> _PROBLEM DETAILS_
Your output must match the records exactly, line for line.

(Dataset rows describing interfaces)
++++++

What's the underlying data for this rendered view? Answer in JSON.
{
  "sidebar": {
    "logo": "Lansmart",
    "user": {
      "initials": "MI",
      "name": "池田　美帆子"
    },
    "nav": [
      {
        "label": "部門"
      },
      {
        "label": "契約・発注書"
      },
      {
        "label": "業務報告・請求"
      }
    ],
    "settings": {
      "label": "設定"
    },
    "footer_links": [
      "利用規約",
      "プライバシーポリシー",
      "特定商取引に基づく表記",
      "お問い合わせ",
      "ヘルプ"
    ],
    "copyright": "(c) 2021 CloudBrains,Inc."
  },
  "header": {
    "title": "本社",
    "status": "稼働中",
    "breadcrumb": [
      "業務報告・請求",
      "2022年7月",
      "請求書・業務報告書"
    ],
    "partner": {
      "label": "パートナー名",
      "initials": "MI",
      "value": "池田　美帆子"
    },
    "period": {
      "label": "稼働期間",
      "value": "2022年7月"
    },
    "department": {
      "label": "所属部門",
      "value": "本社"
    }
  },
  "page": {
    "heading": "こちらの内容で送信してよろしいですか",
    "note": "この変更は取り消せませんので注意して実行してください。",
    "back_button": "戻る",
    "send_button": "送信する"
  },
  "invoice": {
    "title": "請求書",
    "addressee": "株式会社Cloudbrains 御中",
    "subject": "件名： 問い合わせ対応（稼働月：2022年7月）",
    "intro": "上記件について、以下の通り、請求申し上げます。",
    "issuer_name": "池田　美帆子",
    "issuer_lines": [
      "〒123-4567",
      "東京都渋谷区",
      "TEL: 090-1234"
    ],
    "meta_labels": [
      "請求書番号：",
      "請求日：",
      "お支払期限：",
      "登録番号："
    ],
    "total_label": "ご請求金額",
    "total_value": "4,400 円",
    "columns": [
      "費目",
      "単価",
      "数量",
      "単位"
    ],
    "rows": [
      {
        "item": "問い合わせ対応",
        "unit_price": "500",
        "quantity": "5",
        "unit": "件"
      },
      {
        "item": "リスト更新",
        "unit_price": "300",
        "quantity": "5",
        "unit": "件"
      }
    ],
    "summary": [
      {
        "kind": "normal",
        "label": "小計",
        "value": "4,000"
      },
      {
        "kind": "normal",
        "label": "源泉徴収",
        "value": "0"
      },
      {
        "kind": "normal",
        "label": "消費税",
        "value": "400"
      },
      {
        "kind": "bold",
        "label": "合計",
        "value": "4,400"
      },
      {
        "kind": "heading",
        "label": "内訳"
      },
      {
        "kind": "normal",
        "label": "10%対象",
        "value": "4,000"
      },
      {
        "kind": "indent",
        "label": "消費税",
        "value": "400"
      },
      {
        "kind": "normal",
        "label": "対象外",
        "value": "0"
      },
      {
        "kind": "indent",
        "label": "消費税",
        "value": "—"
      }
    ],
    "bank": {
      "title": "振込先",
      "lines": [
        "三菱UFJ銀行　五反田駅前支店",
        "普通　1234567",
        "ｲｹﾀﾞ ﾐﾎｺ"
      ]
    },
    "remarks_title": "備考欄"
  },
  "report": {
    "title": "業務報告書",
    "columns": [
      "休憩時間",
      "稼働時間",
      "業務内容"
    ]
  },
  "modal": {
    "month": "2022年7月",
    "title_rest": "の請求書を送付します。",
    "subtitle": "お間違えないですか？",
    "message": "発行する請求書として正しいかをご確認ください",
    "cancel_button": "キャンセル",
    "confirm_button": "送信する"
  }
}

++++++

> _ANSWER TO THIS EXERCISE_
What's the underlying data for this rendered view? Answer in JSON.
{
  "sidebar": {
    "logo": "Lansmart",
    "user": {
      "initials": "MI",
      "name": "池田　美帆子"
    },
    "nav": [
      {
        "label": "部門"
      },
      {
        "label": "契約・発注書"
      },
      {
        "label": "業務報告・請求"
      }
    ],
    "settings": {
      "label": "設定"
    },
    "footer_links": [
      "利用規約",
      "プライバシーポリシー",
      "特定商取引に基づく表記",
      "お問い合わせ",
      "ヘルプ"
    ],
    "copyright": "(c) 2021 CloudBrains,Inc."
  },
  "header": {
    "title": "本社",
    "status": "稼働中",
    "breadcrumb": [
      "業務報告・請求",
      "2022年7月",
      "請求書・業務報告書"
    ],
    "partner": {
      "label": "パートナー名",
      "initials": "MI",
      "value": "池田　美帆子"
    },
    "period": {
      "label": "稼働期間",
      "value": "2022年7月"
    },
    "department": {
      "label": "所属部門",
      "value": "本社"
    }
  },
  "page": {
    "heading": "こちらの内容で送信してよろしいですか",
    "note": "この変更は取り消せませんので注意して実行してください。",
    "back_button": "戻る",
    "send_button": "送信する"
  },
  "invoice": {
    "title": "請求書",
    "addressee": "株式会社Cloudbrains 御中",
    "subject": "件名： 問い合わせ対応（稼働月：2022年7月）",
    "intro": "上記件について、以下の通り、請求申し上げます。",
    "issuer_name": "池田　美帆子",
    "issuer_lines": [
      "〒123-4567",
      "東京都渋谷区",
      "TEL: 090-1234"
    ],
    "meta_labels": [
      "請求書番号：",
      "請求日：",
      "お支払期限：",
      "登録番号："
    ],
    "total_label": "ご請求金額",
    "total_value": "4,400 円",
    "columns": [
      "費目",
      "単価",
      "数量",
      "単位"
    ],
    "rows": [
      {
        "item": "問い合わせ対応",
        "unit_price": "500",
        "quantity": "5",
        "unit": "件"
      },
      {
        "item": "リスト更新",
        "unit_price": "300",
        "quantity": "5",
        "unit": "件"
      }
    ],
    "summary": [
      {
        "kind": "normal",
        "label": "小計",
        "value": "4,000"
      },
      {
        "kind": "normal",
        "label": "源泉徴収",
        "value": "0"
      },
      {
        "kind": "normal",
        "label": "消費税",
        "value": "400"
      },
      {
        "kind": "bold",
        "label": "合計",
        "value": "4,400"
      },
      {
        "kind": "heading",
        "label": "内訳"
      },
      {
        "kind": "normal",
        "label": "10%対象",
        "value": "4,000"
      },
      {
        "kind": "indent",
        "label": "消費税",
        "value": "400"
      },
      {
        "kind": "normal",
        "label": "対象外",
        "value": "0"
      },
      {
        "kind": "indent",
        "label": "消費税",
        "value": "—"
      }
    ],
    "bank": {
      "title": "振込先",
      "lines": [
        "三菱UFJ銀行　五反田駅前支店",
        "普通　1234567",
        "ｲｹﾀﾞ ﾐﾎｺ"
      ]
    },
    "remarks_title": "備考欄"
  },
  "report": {
    "title": "業務報告書",
    "columns": [
      "休憩時間",
      "稼働時間",
      "業務内容"
    ]
  },
  "modal": {
    "month": "2022年7月",
    "title_rest": "の請求書を送付します。",
    "subtitle": "お間違えないですか？",
    "message": "発行する請求書として正しいかをご確認ください",
    "cancel_button": "キャンセル",
    "confirm_button": "送信する"
  }
}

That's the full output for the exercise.